Saskatoon to rename John A. Macdonald Road following unanimous vote by councillors
The city will consult Indigenous groups on new name
Saskatoon city council voted unanimously Monday to rename John A. Macdonald Road as a way to acknowledge the ongoing harm in the community from the residential school system and the role Macdonald played in that.
"The generations of the future will look back on this decision and believe it is the right one," said Saskatoon Mayor Charlie Clark Monday during the council meeting.
Next steps include consulting with Indigenous community leaders, residential school survivors, Elders and knowledge keepers on the new name.
Ward 3 Coun. David Kirton, who initiated the motion, will also be going door-to-door to notify residents who live on the road of the name change.
"I'm asking residents of this road to open our hearts to our Indigenous neighbours. It's not everything we can do, but it's one thing," Kirton said.

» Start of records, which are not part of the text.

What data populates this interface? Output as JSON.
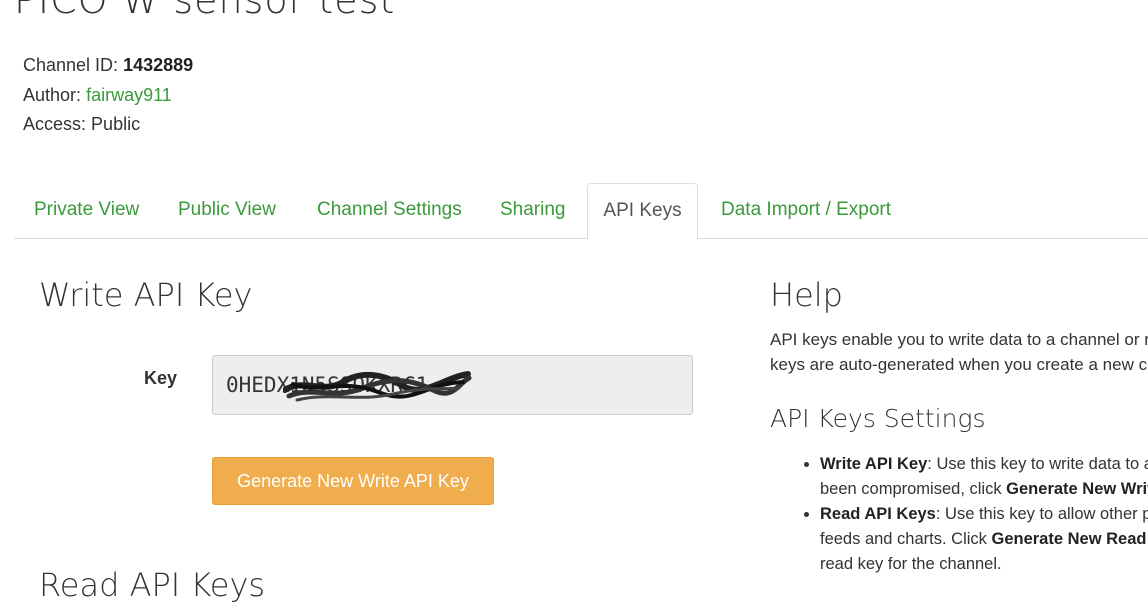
{
  "channel": {
    "title": "PICO W sensor test",
    "id_label": "Channel ID:",
    "id_value": "1432889",
    "author_label": "Author:",
    "author_value": "fairway911",
    "access_label": "Access:",
    "access_value": "Public"
  },
  "tabs": [
    {
      "label": "Private View"
    },
    {
      "label": "Public View"
    },
    {
      "label": "Channel Settings"
    },
    {
      "label": "Sharing"
    },
    {
      "label": "API Keys",
      "active": true
    },
    {
      "label": "Data Import / Export"
    }
  ],
  "write_key": {
    "heading": "Write API Key",
    "key_label": "Key",
    "key_value": "0HEDX1N5SSOKXRC1",
    "generate_button": "Generate New Write API Key"
  },
  "read_keys": {
    "heading": "Read API Keys"
  },
  "help": {
    "heading": "Help",
    "intro_line1": "API keys enable you to write data to a channel or re",
    "intro_line2": "keys are auto-generated when you create a new ch",
    "settings_heading": "API Keys Settings",
    "items": [
      {
        "term": "Write API Key",
        "text1": ": Use this key to write data to a",
        "text2_pre": "been compromised, click ",
        "text2_bold": "Generate New Writ"
      },
      {
        "term": "Read API Keys",
        "text1": ": Use this key to allow other pe",
        "text2": "feeds and charts. Click ",
        "text2_bold": "Generate New Read A",
        "text3": "read key for the channel."
      }
    ]
  },
  "colors": {
    "link_green": "#3a9a3a",
    "button_orange": "#efad4d"
  }
}
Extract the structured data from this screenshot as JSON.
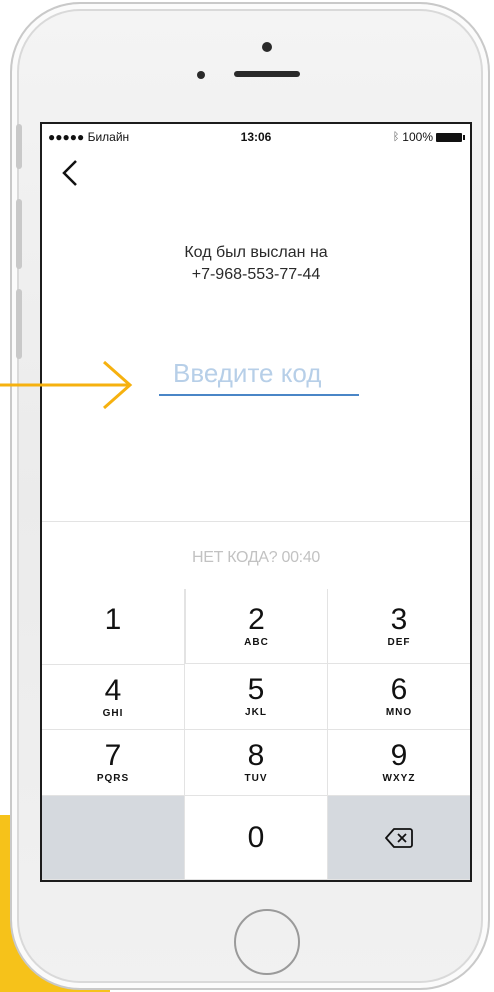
{
  "status_bar": {
    "carrier": "●●●●● Билайн",
    "time": "13:06",
    "battery": "100%"
  },
  "screen": {
    "sent_line1": "Код был выслан на",
    "sent_line2": "+7-968-553-77-44",
    "code_placeholder": "Введите код",
    "code_value": "",
    "resend_text": "НЕТ КОДА? 00:40"
  },
  "keypad": [
    {
      "num": "1",
      "letters": ""
    },
    {
      "num": "2",
      "letters": "ABC"
    },
    {
      "num": "3",
      "letters": "DEF"
    },
    {
      "num": "4",
      "letters": "GHI"
    },
    {
      "num": "5",
      "letters": "JKL"
    },
    {
      "num": "6",
      "letters": "MNO"
    },
    {
      "num": "7",
      "letters": "PQRS"
    },
    {
      "num": "8",
      "letters": "TUV"
    },
    {
      "num": "9",
      "letters": "WXYZ"
    },
    {
      "num": "",
      "letters": ""
    },
    {
      "num": "0",
      "letters": ""
    },
    {
      "num": "",
      "letters": ""
    }
  ],
  "icons": {
    "back": "chevron-left-icon",
    "delete": "backspace-icon",
    "bluetooth": "bluetooth-icon",
    "battery": "battery-icon",
    "arrow": "arrow-right-icon"
  },
  "colors": {
    "accent_yellow": "#f6c21a",
    "input_underline": "#4a86c7",
    "keypad_gray": "#d5d9de"
  }
}
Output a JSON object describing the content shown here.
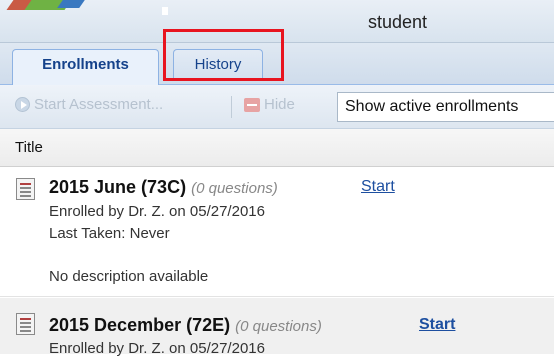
{
  "header": {
    "user_name": "student"
  },
  "tabs": [
    {
      "label": "Enrollments",
      "active": true
    },
    {
      "label": "History",
      "active": false
    }
  ],
  "toolbar": {
    "start_assessment_label": "Start Assessment...",
    "hide_label": "Hide",
    "filter_selected": "Show active enrollments"
  },
  "grid": {
    "column_title": "Title"
  },
  "enrollments": [
    {
      "title": "2015 June (73C)",
      "questions": "(0 questions)",
      "start_label": "Start",
      "enrolled_by": "Enrolled by Dr. Z. on 05/27/2016",
      "last_taken": "Last Taken: Never",
      "description": "No description available"
    },
    {
      "title": "2015 December (72E)",
      "questions": "(0 questions)",
      "start_label": "Start",
      "enrolled_by": "Enrolled by Dr. Z. on 05/27/2016"
    }
  ],
  "colors": {
    "highlight": "#e8141f",
    "tab_text": "#15428b",
    "link": "#1d4fa0"
  }
}
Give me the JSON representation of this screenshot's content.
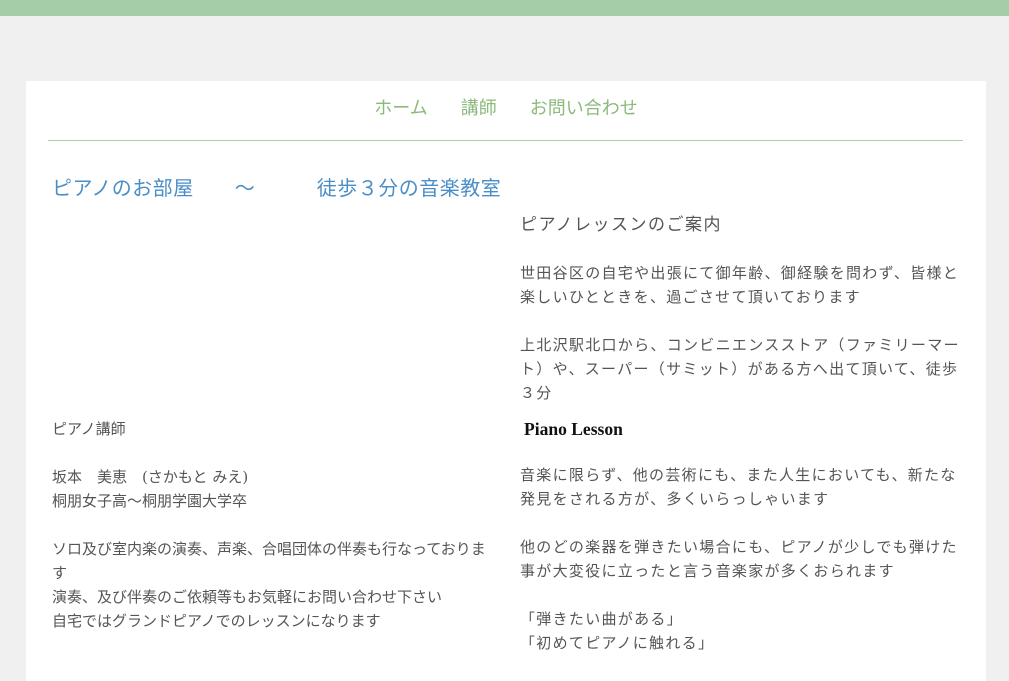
{
  "nav": {
    "items": [
      {
        "label": "ホーム"
      },
      {
        "label": "講師"
      },
      {
        "label": "お問い合わせ"
      }
    ]
  },
  "site_title": "ピアノのお部屋　　〜　　　徒歩３分の音楽教室",
  "teacher": {
    "heading": "ピアノ講師",
    "name": "坂本　美恵　(さかもと みえ)",
    "education": "桐朋女子高〜桐朋学園大学卒",
    "bio1": "ソロ及び室内楽の演奏、声楽、合唱団体の伴奏も行なっております",
    "bio2": "演奏、及び伴奏のご依頼等もお気軽にお問い合わせ下さい",
    "bio3": "自宅ではグランドピアノでのレッスンになります"
  },
  "lesson_info": {
    "title": "ピアノレッスンのご案内",
    "para1": "世田谷区の自宅や出張にて御年齢、御経験を問わず、皆様と楽しいひとときを、過ごさせて頂いております",
    "para2": "上北沢駅北口から、コンビニエンスストア（ファミリーマート）や、スーパー（サミット）がある方へ出て頂いて、徒歩３分"
  },
  "piano_lesson": {
    "title": "Piano Lesson",
    "para1": "音楽に限らず、他の芸術にも、また人生においても、新たな発見をされる方が、多くいらっしゃいます",
    "para2": "他のどの楽器を弾きたい場合にも、ピアノが少しでも弾けた事が大変役に立ったと言う音楽家が多くおられます",
    "quote1": "「弾きたい曲がある」",
    "quote2": "「初めてピアノに触れる」"
  },
  "colors": {
    "top_band": "#a5cda8",
    "nav_text": "#8cba7c",
    "title_blue": "#4a8ec8",
    "background": "#f0f0f0"
  }
}
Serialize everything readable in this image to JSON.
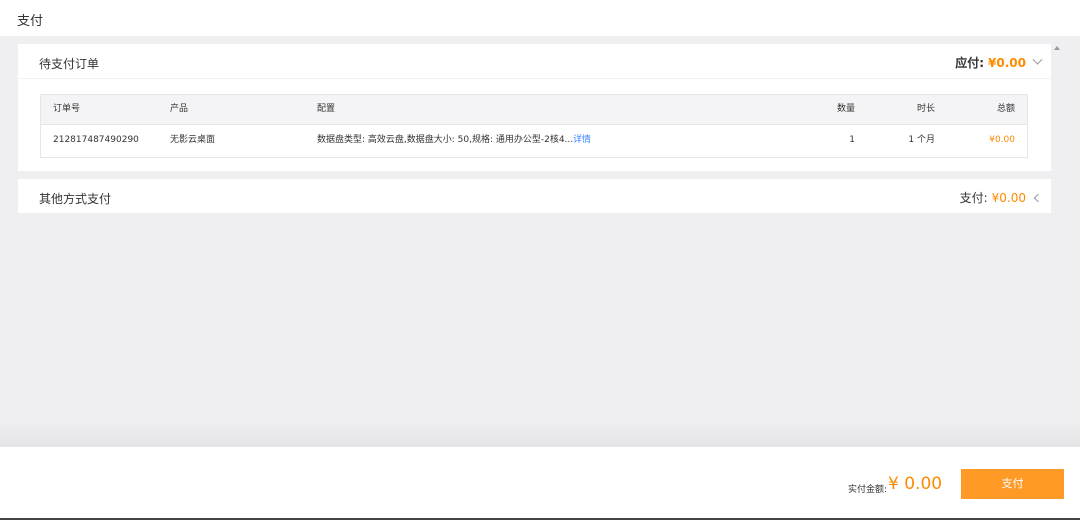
{
  "header": {
    "title": "支付"
  },
  "pending_orders": {
    "title": "待支付订单",
    "payable_label": "应付:",
    "payable_amount": "¥0.00",
    "table": {
      "columns": [
        "订单号",
        "产品",
        "配置",
        "数量",
        "时长",
        "总额"
      ],
      "rows": [
        {
          "order_id": "212817487490290",
          "product": "无影云桌面",
          "config": "数据盘类型: 高效云盘,数据盘大小: 50,规格: 通用办公型-2核4...",
          "detail_link": "详情",
          "quantity": "1",
          "duration": "1 个月",
          "total": "¥0.00"
        }
      ]
    }
  },
  "other_payment": {
    "title": "其他方式支付",
    "pay_label": "支付:",
    "pay_amount": "¥0.00"
  },
  "footer": {
    "actual_label": "实付金额:",
    "actual_amount": "¥ 0.00",
    "pay_button_label": "支付"
  },
  "colors": {
    "accent": "#ff8a00",
    "button": "#ff9a27",
    "link": "#3a86ff",
    "background": "#efeff2"
  },
  "icons": {
    "collapse": "chevron-down-icon",
    "expand": "chevron-left-icon",
    "scroll": "scroll-up-icon"
  }
}
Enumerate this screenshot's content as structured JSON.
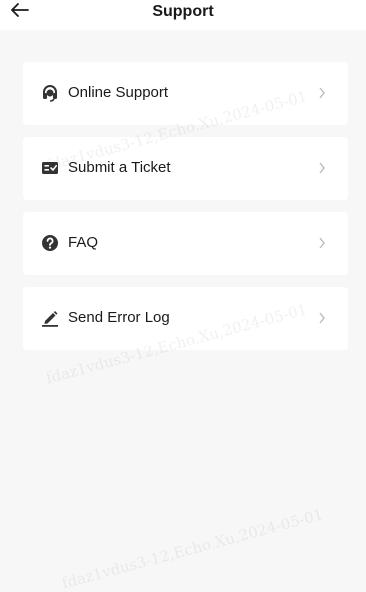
{
  "header": {
    "title": "Support",
    "back_icon": "arrow-left-icon"
  },
  "menu": {
    "items": [
      {
        "label": "Online Support",
        "icon": "headset-icon"
      },
      {
        "label": "Submit a Ticket",
        "icon": "ticket-icon"
      },
      {
        "label": "FAQ",
        "icon": "question-icon"
      },
      {
        "label": "Send Error Log",
        "icon": "edit-icon"
      }
    ]
  },
  "watermark": {
    "text": "fdaz1vdus3-12,Echo.Xu,2024-05-01"
  },
  "colors": {
    "background": "#f7f7f7",
    "card": "#ffffff",
    "text": "#1a1a1a",
    "icon": "#333333",
    "chevron": "#bbbbbb"
  }
}
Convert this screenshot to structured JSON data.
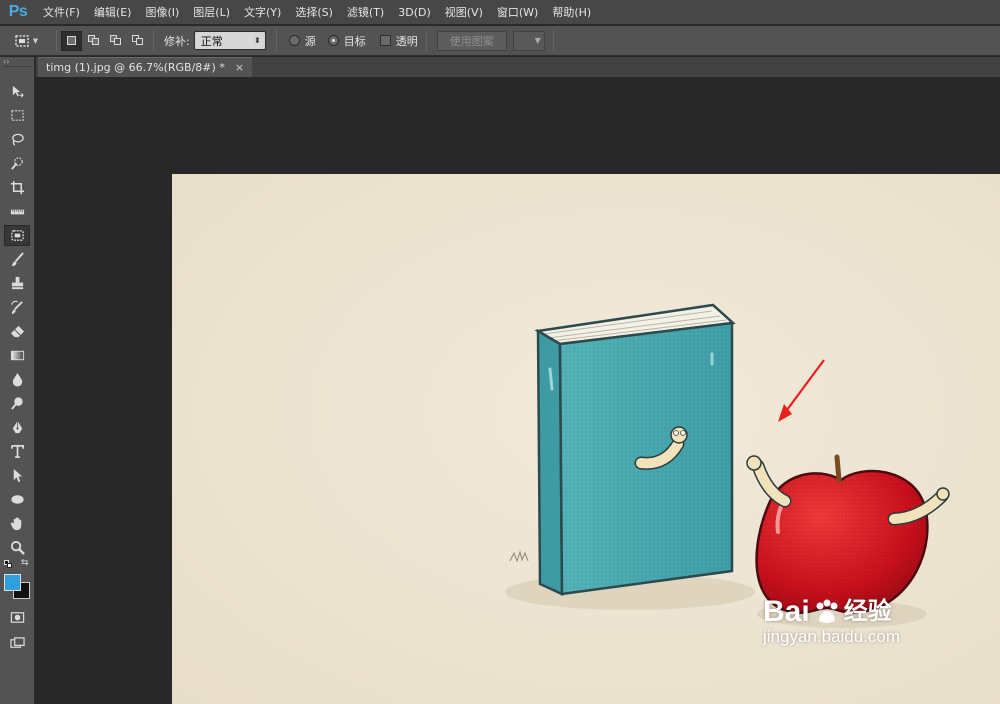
{
  "app": {
    "logo": "Ps"
  },
  "menu": [
    {
      "label": "文件(F)"
    },
    {
      "label": "编辑(E)"
    },
    {
      "label": "图像(I)"
    },
    {
      "label": "图层(L)"
    },
    {
      "label": "文字(Y)"
    },
    {
      "label": "选择(S)"
    },
    {
      "label": "滤镜(T)"
    },
    {
      "label": "3D(D)"
    },
    {
      "label": "视图(V)"
    },
    {
      "label": "窗口(W)"
    },
    {
      "label": "帮助(H)"
    }
  ],
  "options": {
    "patch_label": "修补:",
    "patch_mode": "正常",
    "source_label": "源",
    "destination_label": "目标",
    "transparent_label": "透明",
    "use_pattern_label": "使用图案"
  },
  "document": {
    "tab_title": "timg (1).jpg @ 66.7%(RGB/8#) *",
    "close_glyph": "×"
  },
  "watermark": {
    "brand": "Bai",
    "brand_suffix": "经验",
    "url": "jingyan.baidu.com"
  },
  "colors": {
    "foreground": "#2f9fde",
    "background": "#111111",
    "annotation_arrow": "#e8201f"
  },
  "icons": [
    "selection-brush-icon",
    "move-icon",
    "marquee-icon",
    "lasso-icon",
    "quick-select-icon",
    "crop-icon",
    "ruler-icon",
    "patch-icon",
    "brush-icon",
    "stamp-icon",
    "history-brush-icon",
    "eraser-icon",
    "gradient-icon",
    "blur-icon",
    "dodge-icon",
    "pen-icon",
    "type-icon",
    "path-select-icon",
    "ellipse-icon",
    "hand-icon",
    "zoom-icon",
    "quick-mask-icon",
    "screen-mode-icon"
  ]
}
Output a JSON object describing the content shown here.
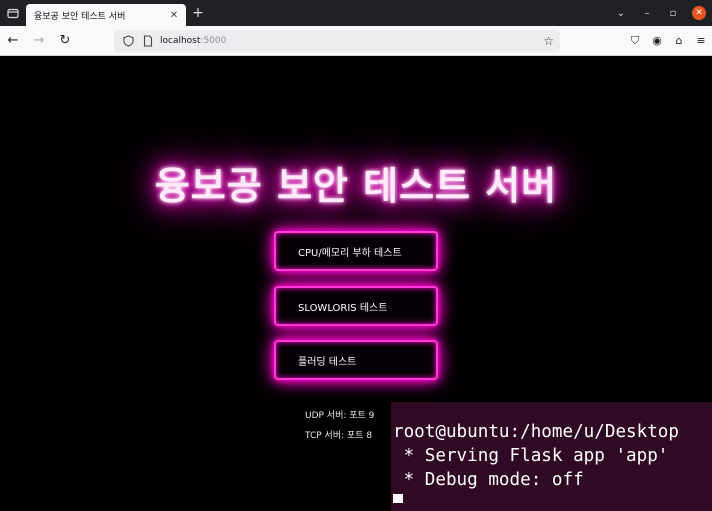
{
  "browser": {
    "tab": {
      "title": "융보공 보안 테스트 서버"
    },
    "address": {
      "host": "localhost",
      "port": ":5000"
    }
  },
  "page": {
    "title": "융보공 보안 테스트 서버",
    "buttons": [
      {
        "label": "CPU/메모리 부하 테스트"
      },
      {
        "label": "SLOWLORIS 테스트"
      },
      {
        "label": "플러딩 테스트"
      }
    ],
    "server_info": [
      "UDP 서버: 포트 9",
      "TCP 서버: 포트 8"
    ]
  },
  "terminal": {
    "lines": [
      "root@ubuntu:/home/u/Desktop",
      " * Serving Flask app 'app'",
      " * Debug mode: off"
    ]
  },
  "colors": {
    "neon_accent": "#ff00cc",
    "terminal_bg": "#300a24",
    "window_close": "#e95420"
  }
}
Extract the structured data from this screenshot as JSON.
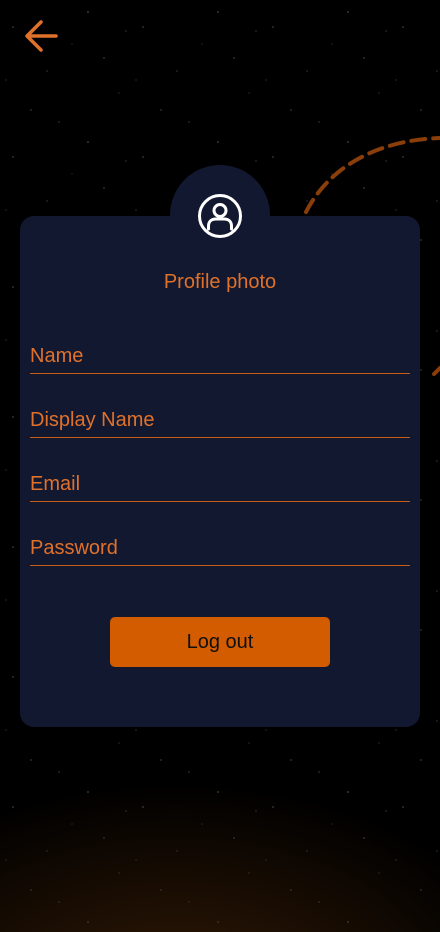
{
  "header": {
    "back_icon": "arrow-left-icon"
  },
  "profile": {
    "avatar_icon": "user-circle-icon",
    "photo_label": "Profile photo"
  },
  "form": {
    "fields": [
      {
        "label": "Name"
      },
      {
        "label": "Display Name"
      },
      {
        "label": "Email"
      },
      {
        "label": "Password"
      }
    ]
  },
  "actions": {
    "logout_label": "Log out"
  },
  "colors": {
    "accent": "#E0712A",
    "button": "#D45C00",
    "card": "#121830",
    "background": "#000000"
  }
}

City council also approved the development of a legacy review, which will look at the full spectrum of the city's "colonial past practices" that need to change.
Saskatoon Tribal Council Chief Mark Arcand, who spoke to city council prior to their vote, said a name change is a step toward reconciliation as the world continues to learn about the truth of residential schools.
"People that are 60, 70, 80 years old that are reliving the horror of residential schools; It's destroying people, it's destroying families and it's destroying partnerships and relationships and that has to change," Arcand said.
He added the name change is an opportunity to right the wrongs.
"At the end of the day we're all going to be better people for it, because we can take this opportunity to educate our city, our school systems, our families and our children."
The street, which runs through Saskatoon's Confederation Park neighbourhood, is named after Canada's first prime minister. Macdonald presided over the establishment of the residential school system, under which thousands of Indigenous children were forced from their homes and families and subjected to various forms of neglect and abuse.
The city has not determined what it will cost to change the name, but it will look at options to manage any costs of changing names and what tools could be used to facilitate a change.
Arcand said when he hears people discuss their concerns around the price tag, it's concerning.
"Residential schools have practically destroyed Indigenous people's lives, and I think it's kind of — I'm going to be frank and say it — it's a slap in the face when people talk about cost," he said.
With files from Guy Quenneville